When I planted Colossal and Marigoule, I also planted some other chestnut trees, blight resistant Chinese chestnuts: a seedling and the varieties Peach and Eaton, the latter of which also has Japanese and American chestnuts in its parentage. All these yield good-tasting nuts, though not nearly as large and easy to peel as Colossal and Marigould, all are blight resistant, and any of them could pollinate Marigoule. Problem solved? Not quite.
The plot thickens further. The nuts of Colossal, Marigoule, and other Japanese and Japanese hybrid chestnuts sometimes get a black staining that ruins their quality. Not all the nuts, just some of them. Recent research pins the blame not on yet another disease, but on pollen from Chinese or Chinese hybrid chestnut trees.

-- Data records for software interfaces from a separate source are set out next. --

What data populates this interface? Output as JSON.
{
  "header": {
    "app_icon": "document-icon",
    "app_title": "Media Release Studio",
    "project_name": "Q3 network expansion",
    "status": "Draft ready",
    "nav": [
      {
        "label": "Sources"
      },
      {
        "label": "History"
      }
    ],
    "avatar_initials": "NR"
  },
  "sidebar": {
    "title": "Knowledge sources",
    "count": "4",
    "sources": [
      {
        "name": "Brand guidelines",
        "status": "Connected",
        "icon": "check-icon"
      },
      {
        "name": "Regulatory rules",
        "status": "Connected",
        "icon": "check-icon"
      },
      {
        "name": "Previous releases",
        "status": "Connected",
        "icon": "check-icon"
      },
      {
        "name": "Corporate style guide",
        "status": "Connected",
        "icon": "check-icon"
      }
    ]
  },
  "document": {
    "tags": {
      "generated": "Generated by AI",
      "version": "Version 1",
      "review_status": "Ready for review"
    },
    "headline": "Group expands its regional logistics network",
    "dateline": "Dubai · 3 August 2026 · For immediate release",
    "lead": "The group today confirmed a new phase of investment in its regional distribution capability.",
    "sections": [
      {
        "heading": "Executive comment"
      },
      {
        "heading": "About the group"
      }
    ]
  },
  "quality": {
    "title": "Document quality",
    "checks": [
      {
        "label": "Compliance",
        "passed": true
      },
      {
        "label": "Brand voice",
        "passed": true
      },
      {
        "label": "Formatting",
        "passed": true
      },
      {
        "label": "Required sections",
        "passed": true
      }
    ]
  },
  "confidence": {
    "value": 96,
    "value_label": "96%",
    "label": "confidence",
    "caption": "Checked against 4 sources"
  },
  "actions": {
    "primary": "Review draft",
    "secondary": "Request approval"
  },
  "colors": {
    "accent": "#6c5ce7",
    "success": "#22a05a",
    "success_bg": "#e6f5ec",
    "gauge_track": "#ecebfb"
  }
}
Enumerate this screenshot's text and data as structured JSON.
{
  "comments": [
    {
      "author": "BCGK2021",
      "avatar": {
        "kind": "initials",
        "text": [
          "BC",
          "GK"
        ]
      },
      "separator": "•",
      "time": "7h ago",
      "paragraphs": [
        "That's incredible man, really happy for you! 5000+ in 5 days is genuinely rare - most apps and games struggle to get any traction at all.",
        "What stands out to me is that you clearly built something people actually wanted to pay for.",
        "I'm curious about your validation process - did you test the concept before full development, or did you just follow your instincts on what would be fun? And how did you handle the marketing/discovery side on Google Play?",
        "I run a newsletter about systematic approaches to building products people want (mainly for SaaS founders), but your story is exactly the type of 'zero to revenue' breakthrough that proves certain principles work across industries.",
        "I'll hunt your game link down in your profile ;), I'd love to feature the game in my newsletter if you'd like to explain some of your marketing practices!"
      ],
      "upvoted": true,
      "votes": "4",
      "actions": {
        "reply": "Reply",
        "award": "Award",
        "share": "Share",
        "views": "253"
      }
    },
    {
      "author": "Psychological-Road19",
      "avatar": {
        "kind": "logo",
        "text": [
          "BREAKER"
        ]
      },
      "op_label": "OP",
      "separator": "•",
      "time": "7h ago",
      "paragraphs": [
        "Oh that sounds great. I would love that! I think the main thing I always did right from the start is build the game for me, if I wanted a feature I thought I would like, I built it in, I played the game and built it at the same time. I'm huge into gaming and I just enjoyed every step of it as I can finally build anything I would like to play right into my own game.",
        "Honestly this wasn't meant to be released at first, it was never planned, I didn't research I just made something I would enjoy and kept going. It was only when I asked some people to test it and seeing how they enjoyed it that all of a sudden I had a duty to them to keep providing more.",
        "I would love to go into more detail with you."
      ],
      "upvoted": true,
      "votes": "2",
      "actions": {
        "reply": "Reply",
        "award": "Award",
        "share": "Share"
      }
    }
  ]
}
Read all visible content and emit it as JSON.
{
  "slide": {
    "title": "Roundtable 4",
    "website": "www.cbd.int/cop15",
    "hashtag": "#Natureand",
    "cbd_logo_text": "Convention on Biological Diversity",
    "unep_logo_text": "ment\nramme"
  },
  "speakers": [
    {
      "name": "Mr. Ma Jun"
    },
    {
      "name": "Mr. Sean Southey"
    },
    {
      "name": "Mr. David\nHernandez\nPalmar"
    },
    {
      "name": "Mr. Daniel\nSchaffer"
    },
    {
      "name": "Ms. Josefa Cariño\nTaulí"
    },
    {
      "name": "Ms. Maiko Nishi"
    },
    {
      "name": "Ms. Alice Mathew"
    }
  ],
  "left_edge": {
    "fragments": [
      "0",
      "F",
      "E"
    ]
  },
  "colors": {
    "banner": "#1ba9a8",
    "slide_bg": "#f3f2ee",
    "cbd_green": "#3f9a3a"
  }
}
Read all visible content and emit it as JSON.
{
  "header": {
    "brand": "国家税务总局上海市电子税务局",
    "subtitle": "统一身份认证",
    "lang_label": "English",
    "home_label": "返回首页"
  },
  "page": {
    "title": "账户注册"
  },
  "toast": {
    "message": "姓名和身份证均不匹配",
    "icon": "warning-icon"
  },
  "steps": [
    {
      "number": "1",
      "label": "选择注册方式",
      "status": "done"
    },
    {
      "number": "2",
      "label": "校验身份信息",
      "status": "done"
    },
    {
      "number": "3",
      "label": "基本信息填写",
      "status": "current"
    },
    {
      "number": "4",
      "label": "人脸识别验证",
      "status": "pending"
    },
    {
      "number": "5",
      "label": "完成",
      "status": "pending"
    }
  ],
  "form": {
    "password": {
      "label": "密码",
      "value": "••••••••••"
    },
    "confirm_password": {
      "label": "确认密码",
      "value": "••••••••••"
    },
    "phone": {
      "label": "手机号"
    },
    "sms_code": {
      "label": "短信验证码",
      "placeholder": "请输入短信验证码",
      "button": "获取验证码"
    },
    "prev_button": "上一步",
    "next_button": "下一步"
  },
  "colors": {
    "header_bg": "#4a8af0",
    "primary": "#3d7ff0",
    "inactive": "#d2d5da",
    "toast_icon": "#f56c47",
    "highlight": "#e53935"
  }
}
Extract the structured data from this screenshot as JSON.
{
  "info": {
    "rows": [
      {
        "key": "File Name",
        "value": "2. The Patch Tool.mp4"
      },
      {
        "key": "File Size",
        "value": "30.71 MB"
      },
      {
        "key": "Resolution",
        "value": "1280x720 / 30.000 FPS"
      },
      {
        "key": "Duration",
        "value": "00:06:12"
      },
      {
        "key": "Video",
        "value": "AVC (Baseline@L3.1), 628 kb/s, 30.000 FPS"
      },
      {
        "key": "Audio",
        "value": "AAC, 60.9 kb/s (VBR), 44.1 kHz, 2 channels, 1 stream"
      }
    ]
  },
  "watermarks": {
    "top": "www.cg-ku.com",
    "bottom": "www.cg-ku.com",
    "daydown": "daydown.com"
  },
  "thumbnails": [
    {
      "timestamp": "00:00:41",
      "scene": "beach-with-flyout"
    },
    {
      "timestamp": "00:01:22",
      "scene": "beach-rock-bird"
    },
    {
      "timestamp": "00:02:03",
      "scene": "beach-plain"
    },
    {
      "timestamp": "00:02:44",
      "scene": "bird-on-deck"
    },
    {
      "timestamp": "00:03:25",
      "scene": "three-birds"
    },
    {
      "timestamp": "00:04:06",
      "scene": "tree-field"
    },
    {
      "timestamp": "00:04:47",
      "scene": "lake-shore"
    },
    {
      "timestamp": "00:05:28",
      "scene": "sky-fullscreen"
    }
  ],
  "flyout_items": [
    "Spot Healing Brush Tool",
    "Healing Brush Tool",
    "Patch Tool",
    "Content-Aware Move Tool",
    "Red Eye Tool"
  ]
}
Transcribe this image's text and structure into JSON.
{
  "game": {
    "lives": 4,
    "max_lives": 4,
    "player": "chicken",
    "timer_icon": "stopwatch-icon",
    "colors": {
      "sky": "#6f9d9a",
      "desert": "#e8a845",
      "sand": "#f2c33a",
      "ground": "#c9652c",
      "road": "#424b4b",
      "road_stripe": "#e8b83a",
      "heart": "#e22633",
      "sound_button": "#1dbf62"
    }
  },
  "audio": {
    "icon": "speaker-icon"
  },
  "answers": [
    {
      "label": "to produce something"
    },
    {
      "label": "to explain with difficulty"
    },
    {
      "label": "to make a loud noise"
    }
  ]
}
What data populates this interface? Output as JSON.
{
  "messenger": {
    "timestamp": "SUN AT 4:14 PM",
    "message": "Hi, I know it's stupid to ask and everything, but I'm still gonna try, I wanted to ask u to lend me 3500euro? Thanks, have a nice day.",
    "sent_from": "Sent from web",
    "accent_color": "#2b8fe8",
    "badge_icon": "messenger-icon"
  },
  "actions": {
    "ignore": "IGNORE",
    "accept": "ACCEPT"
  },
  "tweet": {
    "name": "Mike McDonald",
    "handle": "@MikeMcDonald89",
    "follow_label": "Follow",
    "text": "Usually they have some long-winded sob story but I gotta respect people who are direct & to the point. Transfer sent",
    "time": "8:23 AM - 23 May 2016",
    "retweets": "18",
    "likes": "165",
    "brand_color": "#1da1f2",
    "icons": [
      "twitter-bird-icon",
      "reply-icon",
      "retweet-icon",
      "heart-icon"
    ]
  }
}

Nutty Present and Futures
Going forward, I’m keeping a close eye on Colossal. If Colossal gets sick, one option that, so far, has been effective only in Michigan, might be to infect the blighted trees with a blight fungus that has been weakened because of infection with a virus. The weakened fungus is less deadly.
Or, I could cut down Colossal and Marigoule, and feast only on the Chinese chestnuts and their hybrids. But Colossal and Marigoule are both so productive and produce such large, tasty, easy to peel nuts.
I could cut down the Chinese seedlings and hybrids to prevent their pollination and staining of Colossal and Marigoule nuts. Except I’ve recently discovered that my Marigoule must have been pollinated by one of my Chinese trees because Colossal is pollen sterile. Marigoule can pollinate Colossal, but not vice versa. So to get nuts on Marigoule without Chinese chestnut pollen, I’d need another Japanese chestnut or hybrid, either a whole new tree or a branch grafted on either Colossal or Marigoule.. The variety Labor Day (also known as J60) yields good nuts and is blight resistant.
I’ll probably take the “wait and see” option. After all, there’s no sign of blight on any trees; few nuts get staining; and we gather more than enough nuts for roasting and stews.